The RLV-TD was mounted atop a 1 meter in diameter, 9 ton solid booster (HS9) and launched from the first launchpad at the Satish Dhawan Space Centre, previously known as the Sriharikota High Altitude Range, in southeastern India.
The HS9 booster launched the RLV-TD beyond most of Earth’s lower atmosphere.
After a 90sec burn, the booster delivered the RLV-TD to the proper altitude before separating from the prototype and destructively fall back to Earth in the Bay of Bengal.
Meanwhile, the RLV-TD continued on, falling back into Earth’s atmosphere at hypersonic velocity.
During this hypersonic test, the RLV-TD pitched its nose up relative to the horizon and direction of travel – just as the Space Shuttles did during atmospheric entry.
This allowed engineers to gather valuable in-flight data surrounding the performance of the vehicle’s thermal protection system (600 heat-resistant tiles and a carbon-carbon nose), its aerodynamic characteristics during hypersonic flight, and inform the overall design of the eventual full-scale RLV.

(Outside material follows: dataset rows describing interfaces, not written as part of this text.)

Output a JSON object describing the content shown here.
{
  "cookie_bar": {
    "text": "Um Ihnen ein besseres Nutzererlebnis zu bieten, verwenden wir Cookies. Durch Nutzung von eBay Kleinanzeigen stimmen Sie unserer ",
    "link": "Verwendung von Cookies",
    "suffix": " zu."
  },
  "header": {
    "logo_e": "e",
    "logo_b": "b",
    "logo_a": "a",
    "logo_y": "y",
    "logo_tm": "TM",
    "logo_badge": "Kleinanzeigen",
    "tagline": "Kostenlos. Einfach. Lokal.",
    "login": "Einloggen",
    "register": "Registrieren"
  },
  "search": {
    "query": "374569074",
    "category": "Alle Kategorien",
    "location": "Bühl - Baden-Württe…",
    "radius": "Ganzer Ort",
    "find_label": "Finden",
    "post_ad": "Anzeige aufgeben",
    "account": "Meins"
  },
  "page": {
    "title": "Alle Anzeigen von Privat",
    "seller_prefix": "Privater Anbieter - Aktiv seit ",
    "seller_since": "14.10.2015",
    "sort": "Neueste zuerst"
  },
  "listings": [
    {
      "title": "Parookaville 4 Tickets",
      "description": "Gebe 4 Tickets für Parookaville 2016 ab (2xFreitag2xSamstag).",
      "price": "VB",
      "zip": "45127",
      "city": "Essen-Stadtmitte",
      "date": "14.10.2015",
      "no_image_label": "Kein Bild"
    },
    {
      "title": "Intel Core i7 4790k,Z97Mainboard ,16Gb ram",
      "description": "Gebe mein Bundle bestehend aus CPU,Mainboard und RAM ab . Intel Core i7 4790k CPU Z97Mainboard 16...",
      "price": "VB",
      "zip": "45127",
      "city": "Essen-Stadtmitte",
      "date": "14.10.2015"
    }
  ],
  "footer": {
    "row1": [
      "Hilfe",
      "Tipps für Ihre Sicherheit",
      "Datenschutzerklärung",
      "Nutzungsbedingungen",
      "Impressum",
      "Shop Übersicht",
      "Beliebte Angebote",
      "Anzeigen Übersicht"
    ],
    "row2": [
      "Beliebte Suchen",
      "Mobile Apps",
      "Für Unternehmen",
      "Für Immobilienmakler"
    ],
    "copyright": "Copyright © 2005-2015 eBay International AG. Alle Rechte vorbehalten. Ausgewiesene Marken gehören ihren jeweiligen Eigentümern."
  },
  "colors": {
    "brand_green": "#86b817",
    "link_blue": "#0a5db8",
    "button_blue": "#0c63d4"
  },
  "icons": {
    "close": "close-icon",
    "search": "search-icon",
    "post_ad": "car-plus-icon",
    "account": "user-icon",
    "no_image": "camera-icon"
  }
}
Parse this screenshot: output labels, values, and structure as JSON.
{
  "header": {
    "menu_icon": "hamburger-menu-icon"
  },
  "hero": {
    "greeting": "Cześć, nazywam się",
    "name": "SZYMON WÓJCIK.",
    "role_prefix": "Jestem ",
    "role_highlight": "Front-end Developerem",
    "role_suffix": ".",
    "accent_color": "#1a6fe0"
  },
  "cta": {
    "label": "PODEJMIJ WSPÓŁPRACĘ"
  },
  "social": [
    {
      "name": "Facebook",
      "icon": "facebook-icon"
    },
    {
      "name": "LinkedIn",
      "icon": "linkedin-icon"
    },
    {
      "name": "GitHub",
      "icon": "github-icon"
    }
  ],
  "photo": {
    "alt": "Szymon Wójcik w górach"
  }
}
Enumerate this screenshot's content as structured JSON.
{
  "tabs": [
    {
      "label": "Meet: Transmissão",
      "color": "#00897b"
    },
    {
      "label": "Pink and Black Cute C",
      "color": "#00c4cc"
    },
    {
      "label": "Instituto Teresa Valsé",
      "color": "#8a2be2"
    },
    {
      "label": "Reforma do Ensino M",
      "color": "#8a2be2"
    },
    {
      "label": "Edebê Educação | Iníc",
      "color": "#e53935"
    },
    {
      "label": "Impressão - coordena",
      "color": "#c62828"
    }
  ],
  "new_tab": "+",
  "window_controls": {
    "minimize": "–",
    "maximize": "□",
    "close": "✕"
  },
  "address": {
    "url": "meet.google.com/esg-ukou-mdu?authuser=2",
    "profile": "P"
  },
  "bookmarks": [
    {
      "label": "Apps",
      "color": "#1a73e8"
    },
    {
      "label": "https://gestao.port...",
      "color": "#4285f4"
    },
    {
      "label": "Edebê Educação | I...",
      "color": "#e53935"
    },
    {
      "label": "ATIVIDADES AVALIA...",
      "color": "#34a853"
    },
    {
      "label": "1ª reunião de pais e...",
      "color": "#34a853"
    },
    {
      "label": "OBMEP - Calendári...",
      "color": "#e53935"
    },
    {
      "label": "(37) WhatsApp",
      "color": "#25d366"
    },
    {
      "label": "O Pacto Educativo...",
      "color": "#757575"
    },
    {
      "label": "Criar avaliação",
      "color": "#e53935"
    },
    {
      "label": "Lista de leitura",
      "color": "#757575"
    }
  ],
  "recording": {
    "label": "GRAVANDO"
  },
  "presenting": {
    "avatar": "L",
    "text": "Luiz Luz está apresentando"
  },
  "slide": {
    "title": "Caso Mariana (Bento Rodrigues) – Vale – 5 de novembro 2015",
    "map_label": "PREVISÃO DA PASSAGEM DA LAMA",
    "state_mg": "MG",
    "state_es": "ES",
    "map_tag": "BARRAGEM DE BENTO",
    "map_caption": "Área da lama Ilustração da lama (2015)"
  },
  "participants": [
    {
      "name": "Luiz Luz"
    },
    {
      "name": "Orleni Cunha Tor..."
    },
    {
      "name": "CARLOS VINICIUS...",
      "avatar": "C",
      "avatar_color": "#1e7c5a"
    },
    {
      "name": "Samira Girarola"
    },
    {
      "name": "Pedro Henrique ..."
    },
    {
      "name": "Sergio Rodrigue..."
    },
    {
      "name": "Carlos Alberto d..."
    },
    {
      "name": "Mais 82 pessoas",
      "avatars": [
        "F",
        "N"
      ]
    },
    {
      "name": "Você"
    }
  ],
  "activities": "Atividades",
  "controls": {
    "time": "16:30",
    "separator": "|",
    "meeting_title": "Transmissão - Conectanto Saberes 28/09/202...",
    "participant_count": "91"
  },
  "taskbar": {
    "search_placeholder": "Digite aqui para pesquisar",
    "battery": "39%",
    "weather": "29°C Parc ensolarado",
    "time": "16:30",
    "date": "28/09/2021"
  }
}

Since this was primarily a hypersonic flight technology demonstration mission, this particular RLV-TD did not carry the capability to return to land for landing.
Therefore, once it performed its primary mission glide through the atmosphere, it splashed down into the Bay of Bengal.
While several sources claimed that the HEX mission RLV-TD was to be recovered, an equal number of sources claim that it wasn’t to be recovered. The latter proved to be correct as officials noted that while recovery ships had been deployed, the recovery of the vehicle was not in the planning for this test.
The entire flight, from liftoff to splashdown was claimed to have lasted approximately 20 minutes.
Regardless of recoverability, HEX carried five distinct mission objectives, including: validating the aerodynamic design characteristics of the RLV during hypersonic flight, characterizing induced loads during hypersonic re-entry into the atmosphere, recovering the vehicle from the sea, assessing the performance of the carbon fibre used in construction of the nose of the vehicle, and demonstrating first stage separation sequencing.
It should be noted that these mission objectives have not been publically updated since 2009, which initially pointed at the “recovery of the vehicle” objective. However, that has since moved to future tests.
The Road to the HEX mission:
As with all first flight scenarios, several proposed and targeted launch dates have come and gone for the HEX mission.
The initially stated launch date was in 2009, but has slipped incrementally as various testing and support facilities came on line.
By the end of 2014, ISRO stated that the HEX mission would launch in one year’s time.
For a while, that looked like it would hold true, with numerous media events and releases in early 2015 stating that the HEX mission was targeted for the “first half of 2015”.
In March-April 2015, ISRO highlighted the work over the previous year toward RLV-TD, which included studies of 3D heat flux and shear distribution of heat over the test vehicle, software validations, uplink trials of telemetry packages with satellites, and actuator design, fabrication, and acceptance testing.
Moreover, the HS9 solid rocket motor’s Secondary Injection Thrust Vector Control System was tested successfully.
By April 2015, ISRO stated that the HS9 solid booster was at Satish Dhawan Space Centre and that flight of the HEX mission was on track to occur before July 1, 2015.
However, by mid-May 2015, launch had slipped to the second half of 2015, and vehicle integration was still 8-10 weeks away.
This delay was directly linked to ISRO’s decision to prioritize its commercial launches ahead of HEX.
The mission then slipped to early 2016 before settling in May 2016 after a leak was found before final ground testing on the RLV-TD.
The HEX vehicle arrived at the launch site in late-April and was integrated to its HS9 booster without publicized issue.
A Mission Readiness Review was conducted on May 11 and cleared the RLV-TD and booster for launch.